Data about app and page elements
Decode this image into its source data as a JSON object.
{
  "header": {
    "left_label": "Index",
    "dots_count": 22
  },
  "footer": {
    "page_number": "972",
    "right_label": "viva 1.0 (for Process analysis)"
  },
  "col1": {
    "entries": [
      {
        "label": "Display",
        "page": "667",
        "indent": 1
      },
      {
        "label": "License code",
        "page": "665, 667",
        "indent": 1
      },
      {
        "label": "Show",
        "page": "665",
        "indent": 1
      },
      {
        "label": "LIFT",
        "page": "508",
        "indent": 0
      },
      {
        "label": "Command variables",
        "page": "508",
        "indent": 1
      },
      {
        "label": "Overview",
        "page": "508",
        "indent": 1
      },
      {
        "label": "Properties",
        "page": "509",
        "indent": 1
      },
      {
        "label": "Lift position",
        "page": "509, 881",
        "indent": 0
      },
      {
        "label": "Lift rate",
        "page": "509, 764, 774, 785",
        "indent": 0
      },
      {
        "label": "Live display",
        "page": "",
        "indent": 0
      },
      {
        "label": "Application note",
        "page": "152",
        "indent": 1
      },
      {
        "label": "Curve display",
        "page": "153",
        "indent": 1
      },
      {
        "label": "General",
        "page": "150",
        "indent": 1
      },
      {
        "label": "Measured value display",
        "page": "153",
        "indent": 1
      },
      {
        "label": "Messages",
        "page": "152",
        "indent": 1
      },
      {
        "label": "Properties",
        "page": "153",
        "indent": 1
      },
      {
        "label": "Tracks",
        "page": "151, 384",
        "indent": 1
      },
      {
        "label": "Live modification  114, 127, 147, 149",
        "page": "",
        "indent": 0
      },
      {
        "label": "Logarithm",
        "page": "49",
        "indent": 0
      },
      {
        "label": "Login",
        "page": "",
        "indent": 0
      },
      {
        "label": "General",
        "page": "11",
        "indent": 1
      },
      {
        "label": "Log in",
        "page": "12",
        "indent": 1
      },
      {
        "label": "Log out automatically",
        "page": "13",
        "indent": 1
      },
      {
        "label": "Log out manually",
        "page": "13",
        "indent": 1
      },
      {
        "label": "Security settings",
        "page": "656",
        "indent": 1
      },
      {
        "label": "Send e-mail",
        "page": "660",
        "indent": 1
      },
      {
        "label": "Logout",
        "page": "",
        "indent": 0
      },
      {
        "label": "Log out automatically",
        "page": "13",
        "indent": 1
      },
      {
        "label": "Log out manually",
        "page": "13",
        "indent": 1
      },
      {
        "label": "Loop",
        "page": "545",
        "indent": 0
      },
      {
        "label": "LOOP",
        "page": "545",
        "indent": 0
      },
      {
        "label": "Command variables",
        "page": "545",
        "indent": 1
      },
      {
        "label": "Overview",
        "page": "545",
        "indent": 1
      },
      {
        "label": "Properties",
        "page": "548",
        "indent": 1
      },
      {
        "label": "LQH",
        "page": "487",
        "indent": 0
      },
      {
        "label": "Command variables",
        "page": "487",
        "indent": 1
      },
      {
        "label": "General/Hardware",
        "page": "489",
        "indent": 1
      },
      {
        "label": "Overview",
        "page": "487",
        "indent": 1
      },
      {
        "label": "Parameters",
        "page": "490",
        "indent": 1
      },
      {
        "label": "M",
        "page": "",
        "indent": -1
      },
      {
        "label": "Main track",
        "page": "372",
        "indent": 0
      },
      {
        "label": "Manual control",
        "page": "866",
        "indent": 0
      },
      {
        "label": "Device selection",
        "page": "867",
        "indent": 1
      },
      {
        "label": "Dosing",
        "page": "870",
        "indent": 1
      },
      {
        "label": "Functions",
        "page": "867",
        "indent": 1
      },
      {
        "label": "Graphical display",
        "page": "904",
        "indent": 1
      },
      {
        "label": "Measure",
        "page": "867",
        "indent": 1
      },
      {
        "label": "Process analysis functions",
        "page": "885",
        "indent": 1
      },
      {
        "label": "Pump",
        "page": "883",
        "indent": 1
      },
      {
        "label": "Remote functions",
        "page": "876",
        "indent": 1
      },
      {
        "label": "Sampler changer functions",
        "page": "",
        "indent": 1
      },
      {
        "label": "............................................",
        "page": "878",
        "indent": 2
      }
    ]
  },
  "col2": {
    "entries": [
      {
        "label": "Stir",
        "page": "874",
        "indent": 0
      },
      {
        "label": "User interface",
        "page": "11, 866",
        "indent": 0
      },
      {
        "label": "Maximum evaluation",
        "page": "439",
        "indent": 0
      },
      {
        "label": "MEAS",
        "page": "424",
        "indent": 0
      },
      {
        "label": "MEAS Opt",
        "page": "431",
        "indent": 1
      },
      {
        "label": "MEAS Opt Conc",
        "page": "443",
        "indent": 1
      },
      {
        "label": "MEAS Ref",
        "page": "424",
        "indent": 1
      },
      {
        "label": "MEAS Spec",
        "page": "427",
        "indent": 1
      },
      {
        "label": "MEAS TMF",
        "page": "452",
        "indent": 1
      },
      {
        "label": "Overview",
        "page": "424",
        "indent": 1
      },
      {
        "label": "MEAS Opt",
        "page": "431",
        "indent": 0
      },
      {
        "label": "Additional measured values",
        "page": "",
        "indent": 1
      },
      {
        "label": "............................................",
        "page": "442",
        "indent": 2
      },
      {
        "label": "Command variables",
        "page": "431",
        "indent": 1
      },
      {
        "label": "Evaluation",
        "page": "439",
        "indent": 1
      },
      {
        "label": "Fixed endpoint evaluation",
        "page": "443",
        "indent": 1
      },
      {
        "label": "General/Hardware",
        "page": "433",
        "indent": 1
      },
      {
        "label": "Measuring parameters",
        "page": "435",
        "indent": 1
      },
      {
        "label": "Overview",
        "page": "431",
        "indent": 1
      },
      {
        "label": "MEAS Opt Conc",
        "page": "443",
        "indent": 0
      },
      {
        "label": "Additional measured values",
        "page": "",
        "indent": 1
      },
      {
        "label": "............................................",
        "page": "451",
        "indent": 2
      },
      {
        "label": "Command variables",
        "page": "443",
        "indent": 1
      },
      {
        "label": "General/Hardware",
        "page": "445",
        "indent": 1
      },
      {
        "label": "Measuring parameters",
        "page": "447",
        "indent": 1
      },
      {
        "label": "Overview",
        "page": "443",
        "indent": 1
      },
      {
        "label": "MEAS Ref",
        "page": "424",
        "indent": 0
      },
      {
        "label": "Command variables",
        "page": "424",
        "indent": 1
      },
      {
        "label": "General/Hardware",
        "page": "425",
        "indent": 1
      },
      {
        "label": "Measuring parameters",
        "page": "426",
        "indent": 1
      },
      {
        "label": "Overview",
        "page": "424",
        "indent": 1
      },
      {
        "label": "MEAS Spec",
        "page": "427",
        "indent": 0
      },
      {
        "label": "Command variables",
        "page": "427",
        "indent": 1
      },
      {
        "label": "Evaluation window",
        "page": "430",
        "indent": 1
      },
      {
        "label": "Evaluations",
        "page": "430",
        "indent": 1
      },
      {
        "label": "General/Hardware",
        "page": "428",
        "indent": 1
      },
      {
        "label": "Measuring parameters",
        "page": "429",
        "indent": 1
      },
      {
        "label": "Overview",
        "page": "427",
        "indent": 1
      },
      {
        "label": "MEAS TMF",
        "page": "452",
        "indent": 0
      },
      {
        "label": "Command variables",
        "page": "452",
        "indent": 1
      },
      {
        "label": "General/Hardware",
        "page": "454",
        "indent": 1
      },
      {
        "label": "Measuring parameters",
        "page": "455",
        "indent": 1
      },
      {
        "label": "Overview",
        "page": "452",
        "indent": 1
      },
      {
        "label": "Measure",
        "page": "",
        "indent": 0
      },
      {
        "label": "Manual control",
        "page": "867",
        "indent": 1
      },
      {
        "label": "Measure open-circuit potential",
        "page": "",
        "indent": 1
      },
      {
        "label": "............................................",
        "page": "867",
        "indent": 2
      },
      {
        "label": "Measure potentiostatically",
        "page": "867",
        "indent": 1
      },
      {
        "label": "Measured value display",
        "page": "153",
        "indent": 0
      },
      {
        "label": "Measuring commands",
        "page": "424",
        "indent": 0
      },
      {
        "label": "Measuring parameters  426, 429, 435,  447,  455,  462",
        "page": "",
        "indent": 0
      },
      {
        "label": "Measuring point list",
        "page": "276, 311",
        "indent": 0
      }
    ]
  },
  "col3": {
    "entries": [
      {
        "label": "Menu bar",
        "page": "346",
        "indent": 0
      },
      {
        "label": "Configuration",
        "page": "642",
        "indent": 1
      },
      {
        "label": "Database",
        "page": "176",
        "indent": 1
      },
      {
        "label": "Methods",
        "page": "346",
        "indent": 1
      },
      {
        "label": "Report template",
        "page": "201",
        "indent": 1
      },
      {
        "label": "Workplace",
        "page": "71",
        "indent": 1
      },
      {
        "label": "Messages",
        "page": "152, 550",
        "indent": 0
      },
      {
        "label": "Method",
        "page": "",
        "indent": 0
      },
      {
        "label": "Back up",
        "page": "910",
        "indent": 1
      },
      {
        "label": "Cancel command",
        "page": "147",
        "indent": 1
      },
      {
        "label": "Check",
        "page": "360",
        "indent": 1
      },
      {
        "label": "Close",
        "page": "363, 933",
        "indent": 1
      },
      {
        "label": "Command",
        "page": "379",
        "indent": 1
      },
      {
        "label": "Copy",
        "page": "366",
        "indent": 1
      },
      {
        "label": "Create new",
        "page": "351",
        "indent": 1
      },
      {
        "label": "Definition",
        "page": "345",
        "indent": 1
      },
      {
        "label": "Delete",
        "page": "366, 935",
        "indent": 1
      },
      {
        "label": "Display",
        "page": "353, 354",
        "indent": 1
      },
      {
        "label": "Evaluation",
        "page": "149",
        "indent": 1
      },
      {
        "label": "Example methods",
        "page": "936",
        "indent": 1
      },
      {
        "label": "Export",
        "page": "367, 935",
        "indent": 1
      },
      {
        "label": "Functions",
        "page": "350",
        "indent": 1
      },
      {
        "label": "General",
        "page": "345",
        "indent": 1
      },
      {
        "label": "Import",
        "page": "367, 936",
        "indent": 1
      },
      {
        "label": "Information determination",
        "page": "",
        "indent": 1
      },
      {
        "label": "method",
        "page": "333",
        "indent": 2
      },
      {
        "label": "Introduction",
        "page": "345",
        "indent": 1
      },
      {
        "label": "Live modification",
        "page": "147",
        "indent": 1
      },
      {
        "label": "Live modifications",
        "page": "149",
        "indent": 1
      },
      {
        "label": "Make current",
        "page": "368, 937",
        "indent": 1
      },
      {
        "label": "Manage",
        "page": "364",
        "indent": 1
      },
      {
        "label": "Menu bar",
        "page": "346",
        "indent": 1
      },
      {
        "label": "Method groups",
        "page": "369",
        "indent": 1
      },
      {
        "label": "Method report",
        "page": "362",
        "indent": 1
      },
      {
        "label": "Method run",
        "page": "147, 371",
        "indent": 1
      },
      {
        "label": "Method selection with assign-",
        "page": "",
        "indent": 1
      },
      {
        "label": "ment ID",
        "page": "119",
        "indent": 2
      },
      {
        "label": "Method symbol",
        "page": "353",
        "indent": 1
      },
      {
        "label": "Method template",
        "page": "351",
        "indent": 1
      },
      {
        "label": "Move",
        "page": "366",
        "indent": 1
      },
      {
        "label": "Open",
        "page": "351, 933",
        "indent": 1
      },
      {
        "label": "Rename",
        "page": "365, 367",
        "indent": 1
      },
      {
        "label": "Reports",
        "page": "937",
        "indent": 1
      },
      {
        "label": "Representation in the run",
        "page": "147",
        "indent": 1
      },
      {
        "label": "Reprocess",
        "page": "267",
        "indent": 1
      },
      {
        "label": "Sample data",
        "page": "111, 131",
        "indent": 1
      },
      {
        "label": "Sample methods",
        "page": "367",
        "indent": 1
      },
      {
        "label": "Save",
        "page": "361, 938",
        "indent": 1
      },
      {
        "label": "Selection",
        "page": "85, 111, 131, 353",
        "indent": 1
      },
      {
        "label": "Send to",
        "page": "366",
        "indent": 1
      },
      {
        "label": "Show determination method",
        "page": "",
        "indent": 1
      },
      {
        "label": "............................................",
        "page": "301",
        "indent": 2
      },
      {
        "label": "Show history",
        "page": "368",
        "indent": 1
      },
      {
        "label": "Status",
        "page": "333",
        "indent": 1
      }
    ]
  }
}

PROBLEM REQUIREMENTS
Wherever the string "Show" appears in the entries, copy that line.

RESULT OF THIS EXERCISE
        "label": "Show",
        "label": "Show determination method",
        "label": "Show history",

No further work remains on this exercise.